- [WHAT TO WORK ON] Go through the entries below and copy every line that holds the word "group".

- [DATA FOR THE TASK]
▬▬▬▬▬▬▬▬▬▬
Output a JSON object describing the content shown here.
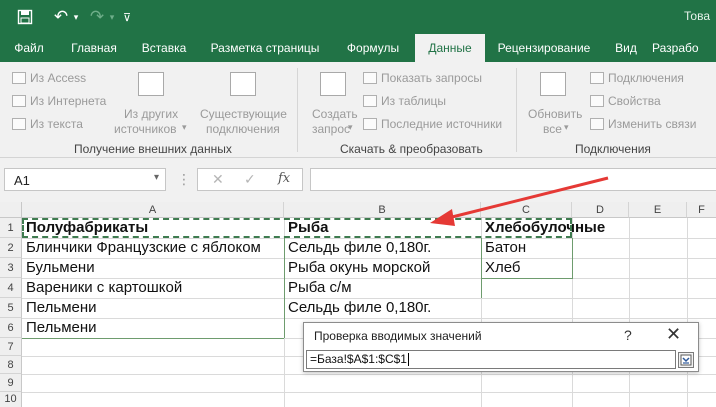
{
  "app": {
    "title_fragment": "Това"
  },
  "quick_access": {
    "undo_label": "↶",
    "redo_label": "↷"
  },
  "tabs": [
    {
      "label": "Файл"
    },
    {
      "label": "Главная"
    },
    {
      "label": "Вставка"
    },
    {
      "label": "Разметка страницы"
    },
    {
      "label": "Формулы"
    },
    {
      "label": "Данные"
    },
    {
      "label": "Рецензирование"
    },
    {
      "label": "Вид"
    },
    {
      "label": "Разрабо"
    }
  ],
  "ribbon": {
    "external": {
      "from_access": "Из Access",
      "from_web": "Из Интернета",
      "from_text": "Из текста",
      "from_other_1": "Из других",
      "from_other_2": "источников",
      "existing_1": "Существующие",
      "existing_2": "подключения",
      "group": "Получение внешних данных"
    },
    "transform": {
      "new_query_1": "Создать",
      "new_query_2": "запрос",
      "show_queries": "Показать запросы",
      "from_table": "Из таблицы",
      "recent_sources": "Последние источники",
      "group": "Скачать & преобразовать"
    },
    "connections": {
      "refresh_1": "Обновить",
      "refresh_2": "все",
      "connections": "Подключения",
      "properties": "Свойства",
      "edit_links": "Изменить связи",
      "group": "Подключения"
    }
  },
  "formula_bar": {
    "name_box": "A1",
    "fx": "fx",
    "cancel": "✕",
    "enter": "✓"
  },
  "grid": {
    "columns": [
      "A",
      "B",
      "C",
      "D",
      "E",
      "F"
    ],
    "rows": [
      "1",
      "2",
      "3",
      "4",
      "5",
      "6",
      "7",
      "8",
      "9",
      "10"
    ],
    "cells": {
      "A1": "Полуфабрикаты",
      "B1": "Рыба",
      "C1": "Хлебобулочные",
      "A2": "Блинчики Французские с яблоком",
      "B2": "Сельдь филе 0,180г.",
      "C2": "Батон",
      "A3": "Бульмени",
      "B3": "Рыба окунь морской",
      "C3": "Хлеб",
      "A4": "Вареники с картошкой",
      "B4": "Рыба с/м",
      "A5": "Пельмени",
      "B5": "Сельдь филе 0,180г.",
      "A6": "Пельмени"
    }
  },
  "dialog": {
    "title": "Проверка вводимых значений",
    "help": "?",
    "close": "✕",
    "value": "=База!$A$1:$C$1"
  },
  "colors": {
    "excel_green": "#217346",
    "arrow_red": "#e53935",
    "marquee": "#3e7b4f"
  }
}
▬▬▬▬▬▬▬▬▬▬
- [YOUR RESPONSE]
      "group": "Получение внешних данных"
      "group": "Скачать & преобразовать"
      "group": "Подключения"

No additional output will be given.